Collect all lines below with the string "sono".

INFORMATION SUPPLIED below:

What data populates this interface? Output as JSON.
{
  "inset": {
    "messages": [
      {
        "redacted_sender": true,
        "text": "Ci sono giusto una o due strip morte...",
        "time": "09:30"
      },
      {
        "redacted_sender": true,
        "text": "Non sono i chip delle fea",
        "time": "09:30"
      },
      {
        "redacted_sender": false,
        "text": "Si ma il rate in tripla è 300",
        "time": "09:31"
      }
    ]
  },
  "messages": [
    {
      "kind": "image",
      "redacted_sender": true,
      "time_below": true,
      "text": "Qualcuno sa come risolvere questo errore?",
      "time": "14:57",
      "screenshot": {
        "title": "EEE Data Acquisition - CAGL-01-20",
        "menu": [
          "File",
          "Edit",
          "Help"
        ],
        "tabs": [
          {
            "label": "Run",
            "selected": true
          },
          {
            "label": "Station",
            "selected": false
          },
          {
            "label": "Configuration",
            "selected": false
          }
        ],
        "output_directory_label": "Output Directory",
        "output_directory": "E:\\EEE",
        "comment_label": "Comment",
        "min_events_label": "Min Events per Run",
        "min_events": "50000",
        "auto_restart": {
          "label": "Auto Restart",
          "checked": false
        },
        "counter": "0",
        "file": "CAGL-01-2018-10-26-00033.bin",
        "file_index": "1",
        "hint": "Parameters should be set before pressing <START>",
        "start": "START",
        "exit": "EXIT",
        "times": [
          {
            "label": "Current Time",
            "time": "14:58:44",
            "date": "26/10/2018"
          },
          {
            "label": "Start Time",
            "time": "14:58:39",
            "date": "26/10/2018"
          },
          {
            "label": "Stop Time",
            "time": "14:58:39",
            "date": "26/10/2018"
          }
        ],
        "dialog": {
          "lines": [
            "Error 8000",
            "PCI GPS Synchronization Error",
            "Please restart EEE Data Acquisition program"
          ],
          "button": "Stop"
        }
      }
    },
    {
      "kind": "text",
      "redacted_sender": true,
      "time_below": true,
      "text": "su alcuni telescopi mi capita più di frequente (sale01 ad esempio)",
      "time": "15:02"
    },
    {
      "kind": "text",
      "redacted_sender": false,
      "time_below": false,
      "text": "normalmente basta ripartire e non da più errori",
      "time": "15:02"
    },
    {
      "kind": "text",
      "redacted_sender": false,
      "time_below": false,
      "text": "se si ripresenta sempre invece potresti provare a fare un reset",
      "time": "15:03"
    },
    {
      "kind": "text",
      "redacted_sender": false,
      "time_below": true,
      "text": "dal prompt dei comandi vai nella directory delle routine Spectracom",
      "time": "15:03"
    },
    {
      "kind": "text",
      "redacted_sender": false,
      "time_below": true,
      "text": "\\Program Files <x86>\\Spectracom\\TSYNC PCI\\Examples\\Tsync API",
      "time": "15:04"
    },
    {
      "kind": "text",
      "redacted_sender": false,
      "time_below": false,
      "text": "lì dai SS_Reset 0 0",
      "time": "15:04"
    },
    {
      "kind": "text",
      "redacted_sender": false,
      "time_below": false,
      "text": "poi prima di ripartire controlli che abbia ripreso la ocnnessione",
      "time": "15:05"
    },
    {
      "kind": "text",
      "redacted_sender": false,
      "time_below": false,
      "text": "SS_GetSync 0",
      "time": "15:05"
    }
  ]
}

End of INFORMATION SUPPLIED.

◆ ANSWER AREA ◆
        "text": "Ci sono giusto una o due strip morte...",
        "text": "Non sono i chip delle fea",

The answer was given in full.